Recorded data:
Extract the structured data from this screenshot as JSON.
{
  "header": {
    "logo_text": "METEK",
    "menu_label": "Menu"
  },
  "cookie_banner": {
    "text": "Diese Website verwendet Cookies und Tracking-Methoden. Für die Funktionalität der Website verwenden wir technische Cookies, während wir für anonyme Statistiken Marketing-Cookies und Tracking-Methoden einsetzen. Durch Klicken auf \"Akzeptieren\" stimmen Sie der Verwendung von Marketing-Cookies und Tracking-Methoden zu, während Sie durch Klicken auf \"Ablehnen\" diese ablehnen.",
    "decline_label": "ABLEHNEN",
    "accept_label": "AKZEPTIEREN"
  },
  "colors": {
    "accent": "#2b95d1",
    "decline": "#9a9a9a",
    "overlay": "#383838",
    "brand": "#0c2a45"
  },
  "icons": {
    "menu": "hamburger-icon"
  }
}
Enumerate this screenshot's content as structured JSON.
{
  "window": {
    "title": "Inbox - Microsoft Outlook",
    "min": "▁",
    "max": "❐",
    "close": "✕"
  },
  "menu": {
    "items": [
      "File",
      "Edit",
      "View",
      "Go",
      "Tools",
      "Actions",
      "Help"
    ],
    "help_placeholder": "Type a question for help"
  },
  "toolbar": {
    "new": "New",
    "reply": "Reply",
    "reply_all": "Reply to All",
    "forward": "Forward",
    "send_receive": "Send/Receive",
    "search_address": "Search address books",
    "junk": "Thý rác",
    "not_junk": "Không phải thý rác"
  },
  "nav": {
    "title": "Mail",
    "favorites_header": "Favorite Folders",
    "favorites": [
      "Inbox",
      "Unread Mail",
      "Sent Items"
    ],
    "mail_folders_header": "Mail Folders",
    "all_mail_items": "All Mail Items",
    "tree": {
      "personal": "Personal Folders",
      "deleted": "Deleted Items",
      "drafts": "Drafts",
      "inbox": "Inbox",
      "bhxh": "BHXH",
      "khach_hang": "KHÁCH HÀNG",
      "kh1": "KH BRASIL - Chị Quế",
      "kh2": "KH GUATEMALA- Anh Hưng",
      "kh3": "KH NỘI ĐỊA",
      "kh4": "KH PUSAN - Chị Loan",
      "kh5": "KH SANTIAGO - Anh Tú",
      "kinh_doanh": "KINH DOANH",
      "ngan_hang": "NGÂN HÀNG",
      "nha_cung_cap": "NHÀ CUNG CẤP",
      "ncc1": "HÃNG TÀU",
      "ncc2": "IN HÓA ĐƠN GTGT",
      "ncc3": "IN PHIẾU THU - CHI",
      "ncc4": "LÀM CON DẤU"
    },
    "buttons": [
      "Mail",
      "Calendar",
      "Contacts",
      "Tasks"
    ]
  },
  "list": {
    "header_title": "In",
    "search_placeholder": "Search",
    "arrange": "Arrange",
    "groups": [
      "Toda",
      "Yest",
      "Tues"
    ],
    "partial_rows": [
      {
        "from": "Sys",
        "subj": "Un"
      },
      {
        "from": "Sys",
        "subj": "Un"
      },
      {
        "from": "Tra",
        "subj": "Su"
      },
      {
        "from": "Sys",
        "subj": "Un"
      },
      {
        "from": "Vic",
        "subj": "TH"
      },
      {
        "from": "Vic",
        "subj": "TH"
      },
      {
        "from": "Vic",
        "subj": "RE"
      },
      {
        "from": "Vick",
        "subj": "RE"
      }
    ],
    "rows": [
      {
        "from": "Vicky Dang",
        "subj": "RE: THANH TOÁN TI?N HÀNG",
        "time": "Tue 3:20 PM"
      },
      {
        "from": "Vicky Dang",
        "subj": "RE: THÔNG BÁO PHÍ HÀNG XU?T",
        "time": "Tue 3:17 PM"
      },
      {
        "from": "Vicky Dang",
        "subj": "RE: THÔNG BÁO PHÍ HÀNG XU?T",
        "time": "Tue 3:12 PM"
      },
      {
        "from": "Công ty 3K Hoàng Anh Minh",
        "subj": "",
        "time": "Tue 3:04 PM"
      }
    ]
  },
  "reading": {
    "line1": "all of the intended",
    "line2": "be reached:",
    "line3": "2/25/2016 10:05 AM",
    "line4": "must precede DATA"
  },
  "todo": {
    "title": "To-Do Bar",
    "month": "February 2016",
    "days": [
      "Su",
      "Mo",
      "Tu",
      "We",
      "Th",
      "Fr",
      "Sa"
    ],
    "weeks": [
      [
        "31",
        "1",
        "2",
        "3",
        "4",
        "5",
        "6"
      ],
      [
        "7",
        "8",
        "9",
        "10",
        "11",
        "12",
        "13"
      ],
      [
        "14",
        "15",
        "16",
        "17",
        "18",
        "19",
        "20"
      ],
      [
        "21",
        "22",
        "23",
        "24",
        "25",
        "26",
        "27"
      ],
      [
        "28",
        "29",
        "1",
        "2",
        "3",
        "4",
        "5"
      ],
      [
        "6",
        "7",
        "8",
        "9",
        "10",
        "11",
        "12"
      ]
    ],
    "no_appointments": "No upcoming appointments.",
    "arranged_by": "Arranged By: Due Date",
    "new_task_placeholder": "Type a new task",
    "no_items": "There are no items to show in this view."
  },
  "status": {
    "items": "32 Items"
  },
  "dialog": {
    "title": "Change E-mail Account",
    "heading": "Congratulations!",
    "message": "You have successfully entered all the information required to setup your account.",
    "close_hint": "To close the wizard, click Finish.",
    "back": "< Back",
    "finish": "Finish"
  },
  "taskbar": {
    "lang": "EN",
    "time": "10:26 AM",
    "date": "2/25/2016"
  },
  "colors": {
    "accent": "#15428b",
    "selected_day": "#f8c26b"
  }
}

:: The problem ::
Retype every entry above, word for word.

:: Solution to this exercise ::
Extract the structured data from this screenshot as JSON.
{
  "header": {
    "logo_text": "METEK",
    "menu_label": "Menu"
  },
  "cookie_banner": {
    "text": "Diese Website verwendet Cookies und Tracking-Methoden. Für die Funktionalität der Website verwenden wir technische Cookies, während wir für anonyme Statistiken Marketing-Cookies und Tracking-Methoden einsetzen. Durch Klicken auf \"Akzeptieren\" stimmen Sie der Verwendung von Marketing-Cookies und Tracking-Methoden zu, während Sie durch Klicken auf \"Ablehnen\" diese ablehnen.",
    "decline_label": "ABLEHNEN",
    "accept_label": "AKZEPTIEREN"
  },
  "colors": {
    "accent": "#2b95d1",
    "decline": "#9a9a9a",
    "overlay": "#383838",
    "brand": "#0c2a45"
  },
  "icons": {
    "menu": "hamburger-icon"
  }
}
Enumerate this screenshot's content as structured JSON.
{
  "window": {
    "title": "Inbox - Microsoft Outlook",
    "min": "▁",
    "max": "❐",
    "close": "✕"
  },
  "menu": {
    "items": [
      "File",
      "Edit",
      "View",
      "Go",
      "Tools",
      "Actions",
      "Help"
    ],
    "help_placeholder": "Type a question for help"
  },
  "toolbar": {
    "new": "New",
    "reply": "Reply",
    "reply_all": "Reply to All",
    "forward": "Forward",
    "send_receive": "Send/Receive",
    "search_address": "Search address books",
    "junk": "Thý rác",
    "not_junk": "Không phải thý rác"
  },
  "nav": {
    "title": "Mail",
    "favorites_header": "Favorite Folders",
    "favorites": [
      "Inbox",
      "Unread Mail",
      "Sent Items"
    ],
    "mail_folders_header": "Mail Folders",
    "all_mail_items": "All Mail Items",
    "tree": {
      "personal": "Personal Folders",
      "deleted": "Deleted Items",
      "drafts": "Drafts",
      "inbox": "Inbox",
      "bhxh": "BHXH",
      "khach_hang": "KHÁCH HÀNG",
      "kh1": "KH BRASIL - Chị Quế",
      "kh2": "KH GUATEMALA- Anh Hưng",
      "kh3": "KH NỘI ĐỊA",
      "kh4": "KH PUSAN - Chị Loan",
      "kh5": "KH SANTIAGO - Anh Tú",
      "kinh_doanh": "KINH DOANH",
      "ngan_hang": "NGÂN HÀNG",
      "nha_cung_cap": "NHÀ CUNG CẤP",
      "ncc1": "HÃNG TÀU",
      "ncc2": "IN HÓA ĐƠN GTGT",
      "ncc3": "IN PHIẾU THU - CHI",
      "ncc4": "LÀM CON DẤU"
    },
    "buttons": [
      "Mail",
      "Calendar",
      "Contacts",
      "Tasks"
    ]
  },
  "list": {
    "header_title": "In",
    "search_placeholder": "Search",
    "arrange": "Arrange",
    "groups": [
      "Toda",
      "Yest",
      "Tues"
    ],
    "partial_rows": [
      {
        "from": "Sys",
        "subj": "Un"
      },
      {
        "from": "Sys",
        "subj": "Un"
      },
      {
        "from": "Tra",
        "subj": "Su"
      },
      {
        "from": "Sys",
        "subj": "Un"
      },
      {
        "from": "Vic",
        "subj": "TH"
      },
      {
        "from": "Vic",
        "subj": "TH"
      },
      {
        "from": "Vic",
        "subj": "RE"
      },
      {
        "from": "Vick",
        "subj": "RE"
      }
    ],
    "rows": [
      {
        "from": "Vicky Dang",
        "subj": "RE: THANH TOÁN TI?N HÀNG",
        "time": "Tue 3:20 PM"
      },
      {
        "from": "Vicky Dang",
        "subj": "RE: THÔNG BÁO PHÍ HÀNG XU?T",
        "time": "Tue 3:17 PM"
      },
      {
        "from": "Vicky Dang",
        "subj": "RE: THÔNG BÁO PHÍ HÀNG XU?T",
        "time": "Tue 3:12 PM"
      },
      {
        "from": "Công ty 3K Hoàng Anh Minh",
        "subj": "",
        "time": "Tue 3:04 PM"
      }
    ]
  },
  "reading": {
    "line1": "all of the intended",
    "line2": "be reached:",
    "line3": "2/25/2016 10:05 AM",
    "line4": "must precede DATA"
  },
  "todo": {
    "title": "To-Do Bar",
    "month": "February 2016",
    "days": [
      "Su",
      "Mo",
      "Tu",
      "We",
      "Th",
      "Fr",
      "Sa"
    ],
    "weeks": [
      [
        "31",
        "1",
        "2",
        "3",
        "4",
        "5",
        "6"
      ],
      [
        "7",
        "8",
        "9",
        "10",
        "11",
        "12",
        "13"
      ],
      [
        "14",
        "15",
        "16",
        "17",
        "18",
        "19",
        "20"
      ],
      [
        "21",
        "22",
        "23",
        "24",
        "25",
        "26",
        "27"
      ],
      [
        "28",
        "29",
        "1",
        "2",
        "3",
        "4",
        "5"
      ],
      [
        "6",
        "7",
        "8",
        "9",
        "10",
        "11",
        "12"
      ]
    ],
    "no_appointments": "No upcoming appointments.",
    "arranged_by": "Arranged By: Due Date",
    "new_task_placeholder": "Type a new task",
    "no_items": "There are no items to show in this view."
  },
  "status": {
    "items": "32 Items"
  },
  "dialog": {
    "title": "Change E-mail Account",
    "heading": "Congratulations!",
    "message": "You have successfully entered all the information required to setup your account.",
    "close_hint": "To close the wizard, click Finish.",
    "back": "< Back",
    "finish": "Finish"
  },
  "taskbar": {
    "lang": "EN",
    "time": "10:26 AM",
    "date": "2/25/2016"
  },
  "colors": {
    "accent": "#15428b",
    "selected_day": "#f8c26b"
  }
}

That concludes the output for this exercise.